● **Exercise details**
What lines in the entries below contain the word "true"? Copy all of them.

Items from an interface collection
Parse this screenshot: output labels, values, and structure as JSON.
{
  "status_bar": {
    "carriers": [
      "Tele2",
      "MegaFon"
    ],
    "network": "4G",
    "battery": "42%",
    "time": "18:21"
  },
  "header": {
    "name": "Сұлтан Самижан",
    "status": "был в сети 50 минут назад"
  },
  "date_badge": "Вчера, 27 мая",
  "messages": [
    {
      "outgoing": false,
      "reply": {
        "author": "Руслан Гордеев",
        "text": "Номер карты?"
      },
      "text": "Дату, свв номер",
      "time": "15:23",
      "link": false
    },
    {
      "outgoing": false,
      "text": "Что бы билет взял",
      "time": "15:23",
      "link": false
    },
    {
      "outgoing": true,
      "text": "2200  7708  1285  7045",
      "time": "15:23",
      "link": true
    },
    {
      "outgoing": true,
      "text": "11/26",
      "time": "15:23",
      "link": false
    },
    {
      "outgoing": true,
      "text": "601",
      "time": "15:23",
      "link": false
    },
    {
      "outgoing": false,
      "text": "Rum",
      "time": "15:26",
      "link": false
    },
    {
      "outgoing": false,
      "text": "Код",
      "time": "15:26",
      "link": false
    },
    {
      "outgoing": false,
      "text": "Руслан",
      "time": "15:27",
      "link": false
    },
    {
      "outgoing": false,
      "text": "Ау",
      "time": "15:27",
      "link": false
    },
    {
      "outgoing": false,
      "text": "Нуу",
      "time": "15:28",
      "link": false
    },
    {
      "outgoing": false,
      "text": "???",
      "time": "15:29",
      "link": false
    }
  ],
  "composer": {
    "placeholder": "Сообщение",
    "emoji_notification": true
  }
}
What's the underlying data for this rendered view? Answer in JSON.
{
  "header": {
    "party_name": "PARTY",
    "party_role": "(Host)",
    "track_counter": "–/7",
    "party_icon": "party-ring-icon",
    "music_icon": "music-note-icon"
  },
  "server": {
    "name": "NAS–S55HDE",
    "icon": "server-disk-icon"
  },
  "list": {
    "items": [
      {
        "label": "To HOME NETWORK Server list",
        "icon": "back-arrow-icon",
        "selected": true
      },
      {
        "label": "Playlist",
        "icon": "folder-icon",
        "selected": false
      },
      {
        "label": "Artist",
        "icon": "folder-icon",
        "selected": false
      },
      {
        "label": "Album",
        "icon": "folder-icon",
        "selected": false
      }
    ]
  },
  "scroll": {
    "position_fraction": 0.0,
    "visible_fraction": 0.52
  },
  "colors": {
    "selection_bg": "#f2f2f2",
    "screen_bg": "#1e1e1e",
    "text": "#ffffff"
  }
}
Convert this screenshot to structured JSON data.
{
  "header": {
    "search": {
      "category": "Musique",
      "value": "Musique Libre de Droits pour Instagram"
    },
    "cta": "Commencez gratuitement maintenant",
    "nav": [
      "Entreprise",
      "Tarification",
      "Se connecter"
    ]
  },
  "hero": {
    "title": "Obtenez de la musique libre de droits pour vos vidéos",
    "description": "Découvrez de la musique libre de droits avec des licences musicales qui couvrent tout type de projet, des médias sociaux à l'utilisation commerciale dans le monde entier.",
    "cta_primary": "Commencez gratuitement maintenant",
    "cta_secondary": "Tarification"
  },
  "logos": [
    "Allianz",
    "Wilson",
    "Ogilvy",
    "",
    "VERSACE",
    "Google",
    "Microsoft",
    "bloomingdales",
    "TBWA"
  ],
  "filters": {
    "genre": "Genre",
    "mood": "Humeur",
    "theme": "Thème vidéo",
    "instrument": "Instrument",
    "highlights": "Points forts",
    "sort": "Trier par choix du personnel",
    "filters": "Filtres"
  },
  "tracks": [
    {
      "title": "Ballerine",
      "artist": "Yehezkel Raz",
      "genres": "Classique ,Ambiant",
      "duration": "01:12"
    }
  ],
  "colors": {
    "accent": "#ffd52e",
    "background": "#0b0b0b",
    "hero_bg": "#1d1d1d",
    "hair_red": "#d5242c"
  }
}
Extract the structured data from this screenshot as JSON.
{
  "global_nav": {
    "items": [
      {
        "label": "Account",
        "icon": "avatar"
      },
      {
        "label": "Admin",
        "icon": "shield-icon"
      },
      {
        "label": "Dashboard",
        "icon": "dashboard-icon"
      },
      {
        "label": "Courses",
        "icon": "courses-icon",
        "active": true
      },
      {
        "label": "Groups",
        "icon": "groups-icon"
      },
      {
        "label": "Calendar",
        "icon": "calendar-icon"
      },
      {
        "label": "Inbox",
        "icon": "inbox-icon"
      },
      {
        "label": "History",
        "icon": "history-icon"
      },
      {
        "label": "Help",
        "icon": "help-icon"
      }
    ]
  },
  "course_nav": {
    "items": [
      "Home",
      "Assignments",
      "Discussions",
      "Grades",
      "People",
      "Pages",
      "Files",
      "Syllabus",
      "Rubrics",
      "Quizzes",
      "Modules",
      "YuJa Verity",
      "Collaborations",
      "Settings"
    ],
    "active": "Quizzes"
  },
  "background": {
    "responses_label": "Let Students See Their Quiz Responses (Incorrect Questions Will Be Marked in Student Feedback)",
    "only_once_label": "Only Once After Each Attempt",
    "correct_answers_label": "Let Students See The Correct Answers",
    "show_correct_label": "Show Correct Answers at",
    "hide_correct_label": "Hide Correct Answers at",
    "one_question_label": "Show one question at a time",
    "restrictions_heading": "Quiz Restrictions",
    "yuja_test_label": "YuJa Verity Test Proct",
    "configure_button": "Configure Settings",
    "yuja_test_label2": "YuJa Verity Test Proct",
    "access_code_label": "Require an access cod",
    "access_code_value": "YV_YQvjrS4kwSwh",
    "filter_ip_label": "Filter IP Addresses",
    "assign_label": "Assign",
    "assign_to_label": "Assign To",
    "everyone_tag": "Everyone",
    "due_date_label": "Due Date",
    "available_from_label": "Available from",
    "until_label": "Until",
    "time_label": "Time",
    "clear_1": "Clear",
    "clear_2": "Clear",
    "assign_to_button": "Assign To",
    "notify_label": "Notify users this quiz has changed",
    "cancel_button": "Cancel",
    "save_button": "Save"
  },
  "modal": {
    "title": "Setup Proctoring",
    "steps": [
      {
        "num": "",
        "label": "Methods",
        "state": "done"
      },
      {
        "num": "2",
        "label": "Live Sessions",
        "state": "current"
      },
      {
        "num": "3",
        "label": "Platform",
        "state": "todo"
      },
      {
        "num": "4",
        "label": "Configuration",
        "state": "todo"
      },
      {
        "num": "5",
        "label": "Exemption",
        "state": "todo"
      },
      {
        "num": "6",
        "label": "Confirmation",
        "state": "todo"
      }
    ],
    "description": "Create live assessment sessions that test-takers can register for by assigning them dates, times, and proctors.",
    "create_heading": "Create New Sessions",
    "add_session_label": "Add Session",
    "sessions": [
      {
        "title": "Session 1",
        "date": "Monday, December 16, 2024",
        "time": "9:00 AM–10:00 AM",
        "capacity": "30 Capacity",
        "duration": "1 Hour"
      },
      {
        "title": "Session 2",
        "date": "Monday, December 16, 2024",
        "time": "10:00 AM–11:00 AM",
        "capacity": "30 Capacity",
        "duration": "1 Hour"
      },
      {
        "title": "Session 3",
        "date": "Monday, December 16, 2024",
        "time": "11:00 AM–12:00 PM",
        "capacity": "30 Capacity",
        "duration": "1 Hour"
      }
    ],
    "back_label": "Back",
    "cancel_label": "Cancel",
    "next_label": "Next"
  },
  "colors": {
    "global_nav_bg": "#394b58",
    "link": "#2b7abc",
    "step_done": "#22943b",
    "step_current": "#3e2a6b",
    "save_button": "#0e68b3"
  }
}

● **Written solution**
      "outgoing": true,
      "link": true
      "outgoing": true,
      "outgoing": true,
    "emoji_notification": true
        "selected": true
        "active": true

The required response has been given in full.